Report every line of the records that includes the word "icon".

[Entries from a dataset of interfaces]
------------------------------------------------------------------------

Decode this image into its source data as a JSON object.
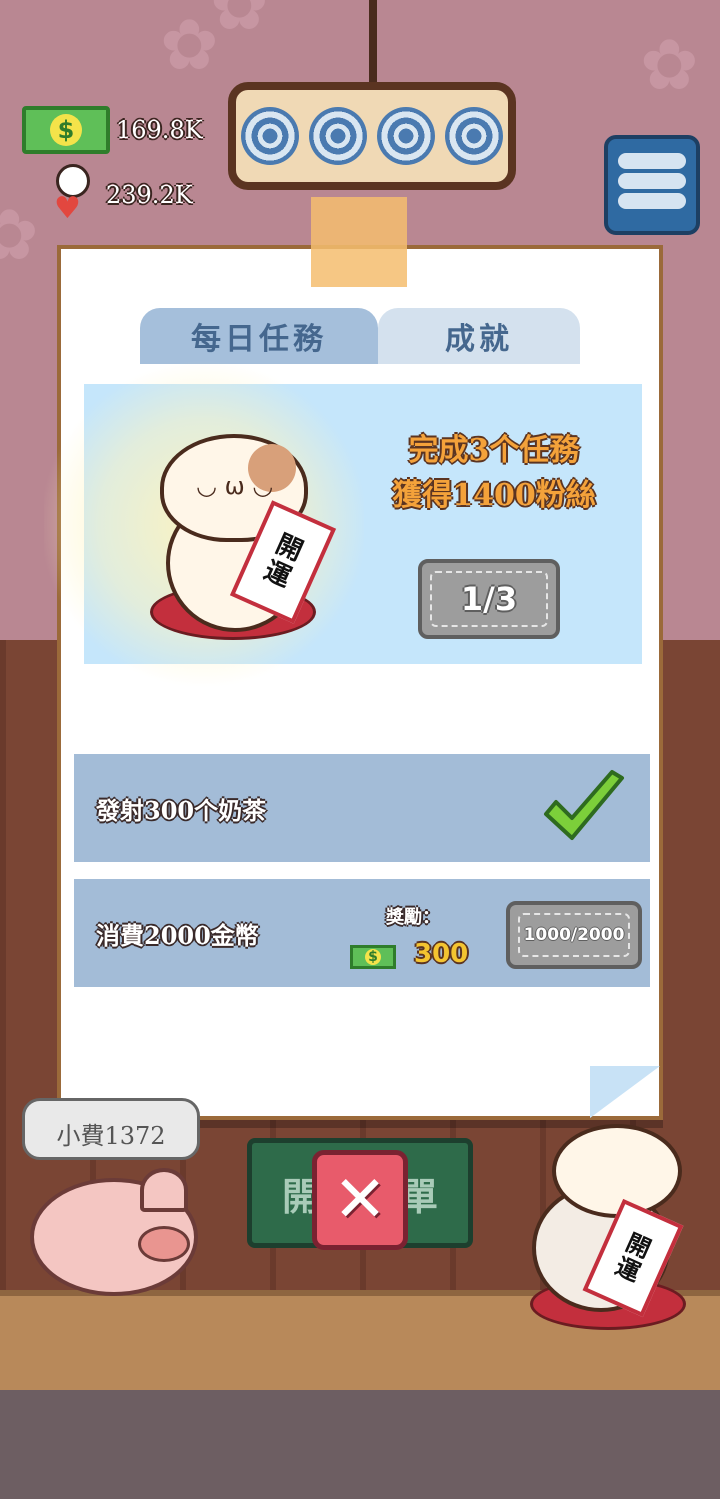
{
  "hud": {
    "money_value": "169.8K",
    "money_icon": "money-bill-icon",
    "fans_value": "239.2K",
    "fans_icon": "fan-heart-icon",
    "dollar_symbol": "$"
  },
  "modal": {
    "tabs": [
      {
        "label": "每日任務",
        "active": true
      },
      {
        "label": "成就",
        "active": false
      }
    ],
    "banner": {
      "line1": "完成3个任務",
      "line2": "獲得1400粉絲",
      "progress": "1/3",
      "sign_text_top": "開",
      "sign_text_bottom": "運"
    },
    "tasks": [
      {
        "label": "發射300个奶茶",
        "status": "completed"
      },
      {
        "label": "消費2000金幣",
        "reward_label": "獎勵：",
        "reward_amount": "300",
        "progress": "1000/2000"
      }
    ]
  },
  "background": {
    "speech_text": "小費1372",
    "board_left": "開",
    "board_right": "單",
    "cat_sign_top": "開",
    "cat_sign_bottom": "運"
  },
  "colors": {
    "accent_orange": "#f4a23a",
    "tab_text": "#45678e",
    "task_row": "#a3bcd7",
    "close_red": "#e85b6b"
  }
}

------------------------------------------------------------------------

**Response for this exercise:**
    "money_icon": "money-bill-icon",
    "fans_icon": "fan-heart-icon",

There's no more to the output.